5 Secrets for Sticking to a New Year's Diet
New Year's resolutions about losing weight and dieting are being flung around, and our seasonal over-indulgence is settling nicely as extra padding under those thick sweaters. The Cooking Fairy Joanna Wallis, a personal chef in Greenwich, Connecticut, has five secrets on how to get on the right track to stick to those New Year's health resolutions.
Here are some hints and tips to get you on the fast track to the New Year.
1) Don't make a hefty New Year's resolution that you are unlikely to sustain. For example, "I am giving up chocolate/alcohol/coffee for the rest of my life!" If you are accustomed to enjoying such pleasures, don't deprive yourself of that in entirety. Use the general rule of 'everything in moderation', and allow yourself a small treat every now and again, but be more mindful of the quantity and quality of your indulgences.
2) Do focus on positive goals, such as, "I will eat an extra serving of vegetables a day", or "I will make sure I start my day with breakfast" (even if it's a small one). Choose your goals carefully and subjectively. Be more mindful of the areas in which you know you tend to go overboard on - whether it be sugary snacks, or white carbohydrates. Think more carefully about your consumption before consuming!

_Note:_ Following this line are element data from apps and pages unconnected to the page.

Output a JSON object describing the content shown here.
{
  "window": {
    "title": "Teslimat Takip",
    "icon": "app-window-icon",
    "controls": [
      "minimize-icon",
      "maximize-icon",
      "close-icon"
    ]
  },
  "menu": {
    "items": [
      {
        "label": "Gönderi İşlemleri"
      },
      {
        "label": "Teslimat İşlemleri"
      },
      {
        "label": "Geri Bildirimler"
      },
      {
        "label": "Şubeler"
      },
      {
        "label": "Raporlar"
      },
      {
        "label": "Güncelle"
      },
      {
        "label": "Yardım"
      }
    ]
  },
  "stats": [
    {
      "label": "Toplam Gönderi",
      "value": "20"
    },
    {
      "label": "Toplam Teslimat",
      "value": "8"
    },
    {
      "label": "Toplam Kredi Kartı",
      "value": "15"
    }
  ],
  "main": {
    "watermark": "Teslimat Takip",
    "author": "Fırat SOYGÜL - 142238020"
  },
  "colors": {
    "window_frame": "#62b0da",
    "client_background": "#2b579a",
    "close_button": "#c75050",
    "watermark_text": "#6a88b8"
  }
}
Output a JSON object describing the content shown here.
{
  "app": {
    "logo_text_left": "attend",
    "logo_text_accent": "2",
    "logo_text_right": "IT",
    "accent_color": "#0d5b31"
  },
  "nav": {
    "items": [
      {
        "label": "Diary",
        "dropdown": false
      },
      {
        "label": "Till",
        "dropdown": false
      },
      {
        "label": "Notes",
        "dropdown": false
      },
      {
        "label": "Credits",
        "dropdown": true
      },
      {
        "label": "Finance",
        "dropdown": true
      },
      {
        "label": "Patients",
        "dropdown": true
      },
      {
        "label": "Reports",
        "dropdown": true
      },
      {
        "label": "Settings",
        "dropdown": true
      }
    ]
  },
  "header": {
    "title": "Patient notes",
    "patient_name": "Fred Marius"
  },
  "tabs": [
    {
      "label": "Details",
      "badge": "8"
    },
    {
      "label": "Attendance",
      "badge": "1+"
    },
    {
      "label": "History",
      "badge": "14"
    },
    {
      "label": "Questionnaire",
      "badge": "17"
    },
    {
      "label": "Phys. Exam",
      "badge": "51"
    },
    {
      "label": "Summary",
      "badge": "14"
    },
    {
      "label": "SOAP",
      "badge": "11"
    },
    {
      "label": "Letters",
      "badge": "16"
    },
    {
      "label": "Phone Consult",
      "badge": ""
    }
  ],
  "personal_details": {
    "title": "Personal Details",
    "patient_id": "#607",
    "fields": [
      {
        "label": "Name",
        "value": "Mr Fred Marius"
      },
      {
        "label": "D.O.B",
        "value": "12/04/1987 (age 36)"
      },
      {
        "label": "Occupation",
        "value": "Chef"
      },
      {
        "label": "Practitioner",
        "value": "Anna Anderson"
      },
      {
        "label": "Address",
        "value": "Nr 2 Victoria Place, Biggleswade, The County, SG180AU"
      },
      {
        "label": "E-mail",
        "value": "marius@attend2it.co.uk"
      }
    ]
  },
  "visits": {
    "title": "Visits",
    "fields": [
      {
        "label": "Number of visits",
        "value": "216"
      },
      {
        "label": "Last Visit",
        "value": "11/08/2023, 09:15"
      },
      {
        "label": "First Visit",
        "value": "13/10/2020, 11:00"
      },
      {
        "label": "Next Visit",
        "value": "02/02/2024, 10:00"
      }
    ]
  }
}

3) Unless you're really trying to lose a great amount of weight, then steer clear from the diets. You know you'll be over it in a couple of weeks anyway. From South Beach to Paleo to WeightWatchers, these diets by and large tout the same message, more fiber and vegetables and less fat and sugar. By all means, kickstart with a juice cleanse if you feel inclined, but after that, focus on making small, progressive changes to your diet. Instead of loading up on weight-loss books, invest in a couple of great healthy eating cookbooks instead, or search online. "I especially like Martha Rose Schulman's recipes. She has great books and publishes regularly at the New York Times," shares Wallis.
"In addition, steer clear away from the word 'diet.' Eating healthy is a lifestyle change and choice. When you tell yourself that you are on a diet, this automatically says you cannot eat certain foods -- you are restricted. You should not ever feel restricted; instead, think of it as your choice to eat healthy. You can eat anything you want, but you choose not to eat unhealthy foods," says Wallis.
4) Cook at home more! Cooking at home is by far the best way to ensure that you know what and how much is going into your food. If you're pressed for time during the work week, consider making two or three meals ahead of time, when you're less pressured. The benefit of the winter is that easy one-pot meals take no time at all and are hearty, comforting and healthy.
5) Cut out the mindless snacking and try and establish a regular mealtime routine, and even better, eat with other people. Watch out for snacking. Are you truly hungry when you eat a snack? Make sure to drink plenty of water during the day; often times our bodies just need water and instead we mistake it for hunger. If you must have a snack, choose wisely: a handful of unsalted nuts, a yogurt, piece of fruit, or even sliced veggies with hummus (carrots, cucumbers, etc.) are all healthy and satisfying snack options. Further, when mealtimes become social occasions we tend to slow down, enjoy our food more and prepare and eat more mindfully.
Joanna Wallis is a busy mom of 3 who started cooking over 20 years ago. Her culinary knowledge is self-taught and spans a variety of different cuisines and styles. Her love of food was the inspiration for The Cooking Fairy which started out as a glimmer of shiny magic over three years ago. Joanna works as a personal chef for a wide range of clientele and she loves bringing families together with healthy, delicious, and fresh meals prepared just for them.